I do not consider myself an athlete. Perhaps I was at one time, but that was a couple of decades ago at this point. However, a couple of years ago, at the urging of my wife, I decided to join a boot camp in order to get in the best shape possible. I did my research and settled on a local group that met outside in the elements at 5:30 AM and was reasonably priced compared to other programs offered in my area. Maintaining flexibility and mobility were my main goals.

 
Shortly after joining, I soon discovered that there were others in the group that had maintained a far better fitness level than me over the years. Let’s face it; accounting is not the most physically demanding job. Based on their performance at boot camp, I nicknamed these individuals the “Elites”. But were they really elite in their performance and level of effort?

 
To this day, I am consistently in the back of the pack in completing the workout regimen.
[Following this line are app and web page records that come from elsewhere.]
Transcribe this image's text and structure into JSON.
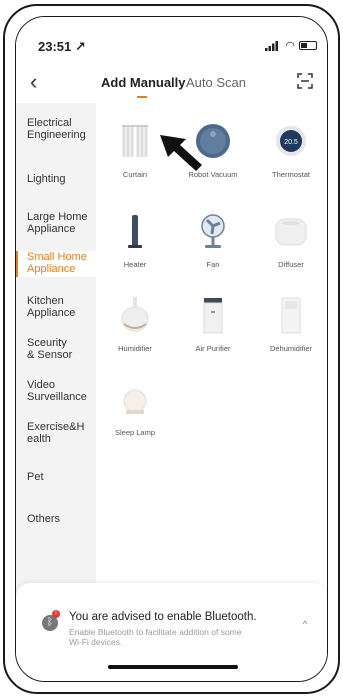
{
  "status": {
    "time": "23:51 ↗"
  },
  "nav": {
    "tab_active": "Add Manually",
    "tab_inactive": "Auto Scan",
    "accent": "#f07b1a"
  },
  "sidebar": {
    "items": [
      {
        "label": "Electrical\nEngineering"
      },
      {
        "label": "Lighting"
      },
      {
        "label": "Large Home\nAppliance"
      },
      {
        "label": "Small Home\nAppliance"
      },
      {
        "label": "Kitchen\nAppliance"
      },
      {
        "label": "Sceurity\n& Sensor"
      },
      {
        "label": "Video\nSurveillance"
      },
      {
        "label": "Exercise&H\nealth"
      },
      {
        "label": "Pet"
      },
      {
        "label": "Others"
      }
    ],
    "active_index": 3
  },
  "devices": [
    {
      "label": "Curtain",
      "icon": "curtain-icon"
    },
    {
      "label": "Robot Vacuum",
      "icon": "robot-vacuum-icon"
    },
    {
      "label": "Thermostat",
      "icon": "thermostat-icon",
      "display": "20.5"
    },
    {
      "label": "Heater",
      "icon": "heater-icon"
    },
    {
      "label": "Fan",
      "icon": "fan-icon"
    },
    {
      "label": "Diffuser",
      "icon": "diffuser-icon"
    },
    {
      "label": "Humidifier",
      "icon": "humidifier-icon"
    },
    {
      "label": "Air Purifier",
      "icon": "air-purifier-icon"
    },
    {
      "label": "Dehumidifier",
      "icon": "dehumidifier-icon"
    },
    {
      "label": "Sleep Lamp",
      "icon": "sleep-lamp-icon"
    }
  ],
  "bluetooth": {
    "title": "You are advised to enable Bluetooth.",
    "desc": "Enable Bluetooth to facilitate addition of some Wi-Fi devices."
  }
}
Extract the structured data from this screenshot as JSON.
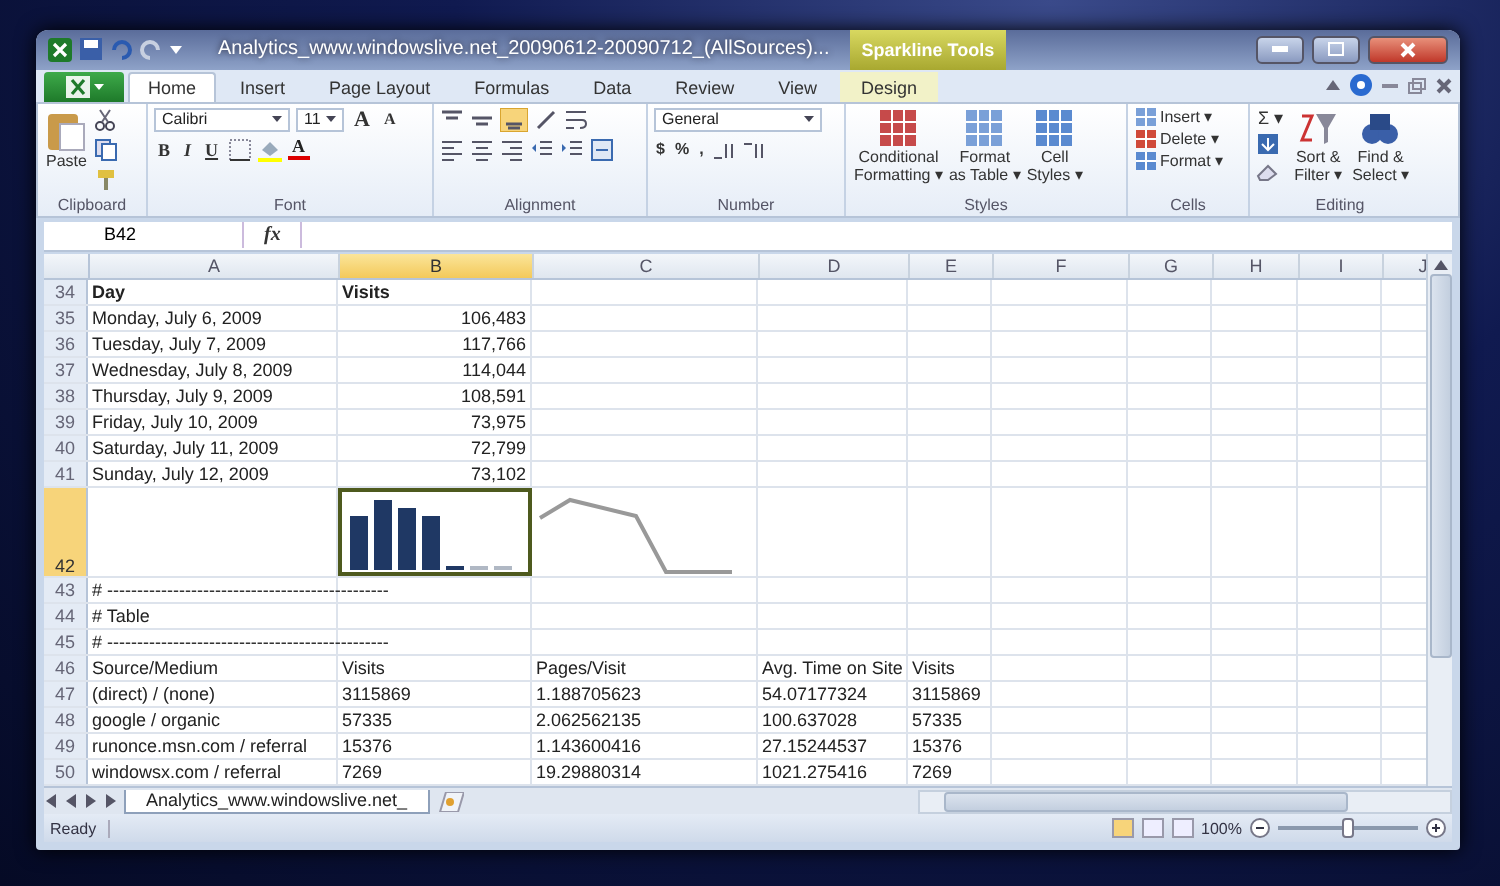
{
  "window": {
    "title": "Analytics_www.windowslive.net_20090612-20090712_(AllSources)...",
    "context_label": "Sparkline Tools"
  },
  "tabs": [
    {
      "label": "Home",
      "selected": true,
      "contextual": false
    },
    {
      "label": "Insert",
      "selected": false,
      "contextual": false
    },
    {
      "label": "Page Layout",
      "selected": false,
      "contextual": false
    },
    {
      "label": "Formulas",
      "selected": false,
      "contextual": false
    },
    {
      "label": "Data",
      "selected": false,
      "contextual": false
    },
    {
      "label": "Review",
      "selected": false,
      "contextual": false
    },
    {
      "label": "View",
      "selected": false,
      "contextual": false
    },
    {
      "label": "Design",
      "selected": false,
      "contextual": true
    }
  ],
  "ribbon": {
    "clipboard": {
      "paste": "Paste",
      "label": "Clipboard"
    },
    "font": {
      "name": "Calibri",
      "size": "11",
      "grow": "A",
      "shrink": "A",
      "bold": "B",
      "italic": "I",
      "underline": "U",
      "color_glyph": "A",
      "label": "Font"
    },
    "alignment": {
      "label": "Alignment"
    },
    "number": {
      "format": "General",
      "currency": "$",
      "percent": "%",
      "comma": ",",
      "label": "Number"
    },
    "styles": {
      "buttons": [
        {
          "lines": [
            "Conditional",
            "Formatting ▾"
          ]
        },
        {
          "lines": [
            "Format",
            "as Table ▾"
          ]
        },
        {
          "lines": [
            "Cell",
            "Styles ▾"
          ]
        }
      ],
      "label": "Styles"
    },
    "cells": {
      "buttons": [
        "Insert ▾",
        "Delete ▾",
        "Format ▾"
      ],
      "label": "Cells"
    },
    "editing": {
      "sum": "Σ ▾",
      "buttons": [
        {
          "lines": [
            "Sort &",
            "Filter ▾"
          ]
        },
        {
          "lines": [
            "Find &",
            "Select ▾"
          ]
        }
      ],
      "label": "Editing"
    }
  },
  "formula_bar": {
    "name_box": "B42",
    "function_glyph": "fx"
  },
  "columns": [
    {
      "label": "A",
      "selected": false
    },
    {
      "label": "B",
      "selected": true
    },
    {
      "label": "C",
      "selected": false
    },
    {
      "label": "D",
      "selected": false
    },
    {
      "label": "E",
      "selected": false
    },
    {
      "label": "F",
      "selected": false
    },
    {
      "label": "G",
      "selected": false
    },
    {
      "label": "H",
      "selected": false
    },
    {
      "label": "I",
      "selected": false
    },
    {
      "label": "J",
      "selected": false
    }
  ],
  "rows": [
    {
      "num": "34",
      "kind": "heading",
      "selected": false,
      "cells": [
        "Day",
        "Visits"
      ]
    },
    {
      "num": "35",
      "kind": "numbers",
      "selected": false,
      "cells": [
        "Monday, July 6, 2009",
        "106,483"
      ]
    },
    {
      "num": "36",
      "kind": "numbers",
      "selected": false,
      "cells": [
        "Tuesday, July 7, 2009",
        "117,766"
      ]
    },
    {
      "num": "37",
      "kind": "numbers",
      "selected": false,
      "cells": [
        "Wednesday, July 8, 2009",
        "114,044"
      ]
    },
    {
      "num": "38",
      "kind": "numbers",
      "selected": false,
      "cells": [
        "Thursday, July 9, 2009",
        "108,591"
      ]
    },
    {
      "num": "39",
      "kind": "numbers",
      "selected": false,
      "cells": [
        "Friday, July 10, 2009",
        "73,975"
      ]
    },
    {
      "num": "40",
      "kind": "numbers",
      "selected": false,
      "cells": [
        "Saturday, July 11, 2009",
        "72,799"
      ]
    },
    {
      "num": "41",
      "kind": "numbers",
      "selected": false,
      "cells": [
        "Sunday, July 12, 2009",
        "73,102"
      ]
    },
    {
      "num": "42",
      "kind": "sparkline",
      "selected": true,
      "cells": []
    },
    {
      "num": "43",
      "kind": "text",
      "selected": false,
      "cells": [
        "# -----------------------------------------------"
      ]
    },
    {
      "num": "44",
      "kind": "text",
      "selected": false,
      "cells": [
        "# Table"
      ]
    },
    {
      "num": "45",
      "kind": "text",
      "selected": false,
      "cells": [
        "# -----------------------------------------------"
      ]
    },
    {
      "num": "46",
      "kind": "text",
      "selected": false,
      "cells": [
        "Source/Medium",
        "Visits",
        "Pages/Visit",
        "Avg. Time on Site",
        "Visits"
      ]
    },
    {
      "num": "47",
      "kind": "text",
      "selected": false,
      "cells": [
        "(direct) / (none)",
        "3115869",
        "1.188705623",
        "54.07177324",
        "3115869"
      ]
    },
    {
      "num": "48",
      "kind": "text",
      "selected": false,
      "cells": [
        "google / organic",
        "57335",
        "2.062562135",
        "100.637028",
        "57335"
      ]
    },
    {
      "num": "49",
      "kind": "text",
      "selected": false,
      "cells": [
        "runonce.msn.com / referral",
        "15376",
        "1.143600416",
        "27.15244537",
        "15376"
      ]
    },
    {
      "num": "50",
      "kind": "text",
      "selected": false,
      "cells": [
        "windowsx.com / referral",
        "7269",
        "19.29880314",
        "1021.275416",
        "7269"
      ]
    }
  ],
  "sheet_tabs": [
    {
      "label": "Analytics_www.windowslive.net_",
      "selected": true
    }
  ],
  "status_bar": {
    "text": "Ready",
    "zoom": "100%",
    "zoom_slider": {
      "level": 0.5
    }
  }
}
Some days we run, which means I’m even further in the back. Here is what I observed based on my experience and the view from behind: Often, the Elites will rush through the workout just to finish first. For example, they may not do push ups with proper form just to complete the workout faster. Also, even though there may be time left to do more work, they seem to quit after the appointed number of rounds or reps while I may still be working for another 5 or 10 minutes to complete the workout. From my perspective, it seems that if I finished first, I would keep going until the last person finished in order to make the absolute most of the time I had invested.

 
At this point, I began to wonder if their performance was truly elite. Certainly from a physical perspective it seemed that they were, but mentally, I believe they were missing the mark. While certainly they could be considered above average physically, the level of effort put forth was simply average or below average. They could be doing more, but chose not to do more. Mental toughness was lacking. What level of effort are you putting forth today? Are you committed to becoming even 1% better than yesterday?

 

Written by:

Matt Stringfellow